In 2007, a major new funding initiative was launched for the development and provision of spiritual care services and training programs in Israel. During three years ten programs were developed. This impressive development was considered important and of unique contribution to patients. At the same time the services face challenges in growth and implementation.
The first Equality Report of Maccabi Health Care Services identified disparities in health outcomes by socioeconomic and ethnic backgrounds of members, serving to identify groups at risk for worse outcomes. Consequently, Maccabi has decided to adopt equity as a major strategic goal and to implement a set of measures to reduce disparities: cultural adaptation of services; adoption of community-orientation in care; and preferrential allocation of resources to its social peripheries.
Until recently co-payments were collected for well-baby care provided during the first eighteen months of life. In January 2010 this co-payment was eliminated with the objective of removing a financial barrier to access which was problematic mainly for low-income families and those with many children. The change was highly consensual as all stakeholders recognized that co-payments for preventive services do not reduce overutilization of care but rather lead to underutilization of care.
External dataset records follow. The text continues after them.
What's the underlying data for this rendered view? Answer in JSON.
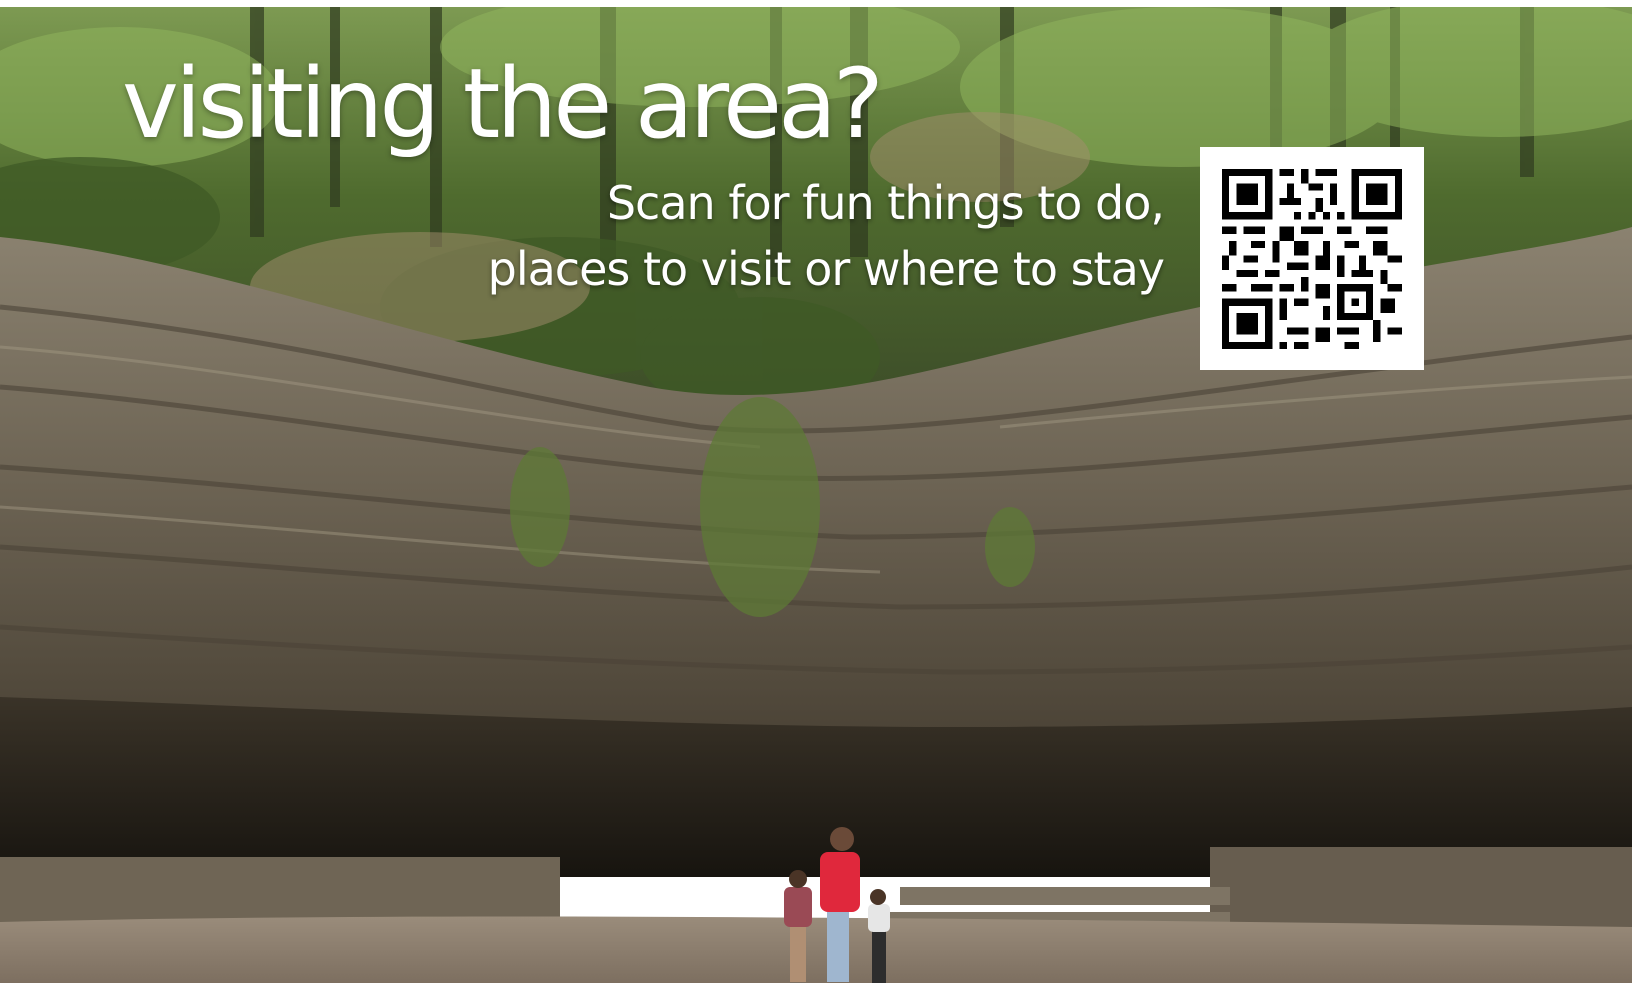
{
  "poster": {
    "headline": "visiting the area?",
    "subtext_lines": [
      "Scan for fun things to do,",
      "places to visit or where to stay"
    ]
  },
  "colors": {
    "text": "#ffffff",
    "foliage": "#4f6b2e",
    "rock": "#6c6353",
    "cave_shadow": "#1f1b15",
    "ground": "#8a7c6c",
    "person_jacket": "#e0283c"
  },
  "icons": {
    "qr": "qr-code-icon"
  }
}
An evaluation of the Hadassah Information Center highlighted achievements and provided recommendations for enhancing the efficiency and quality of services. The Center adopted many of the recommendations including: improving the computerized data base; special training of volunteers to conduct follow-up calls for further assistance in acquiring care, actualizing rights and benefits; increasing visibility of the Center; and planning for future structured cooperation with external resources.
The purpose of the policy is to reduce morbidity and mortality related to the N1H1 flu epidemic and to preserve a normal functioning of the Israeli society. It includes multi-system cooperation between primary emergency and tertiary care, centrally coordinated by the ministry of health. The main principles are full transparency and uniform messages to the public to promote compliance with behavioral recommendations.
The general adminstration published a circular regarding development of palliative care service in the community, general hospital and nursing institutions in order to turn palliative care into an integral part of the treatment proccesses. The services will be included in the basket of healtthcare services provided to HMOs members specified in the second appendix in accordance with the National Health Insurance Law and will be provided to a patient during several months before his/her death.
This innovation relates to a new information technology that integrates medical records and medical information from various care settings in the community and in hospitals. If regularly used by medical staff, the system was expected to assist in improving continuity and quality of care, avoiding dangerous medical mistakes, and reducing costs related to duplications. An evaluation study found that the new system had achieved some, but not all, of its objectives.
All infants and children have traditionally been eligible for receiving the vaccine schedule determined by the Ministry of Health. The advent of a number of new and expensive vaccines on the market in recent years, in a period of decreased public funding, resulted in financial barriers to the provision of universal access to these vaccines. In 2009, the pneumococcal vacine was adopted, in keeping with a staggered program for introducing the new vaccines.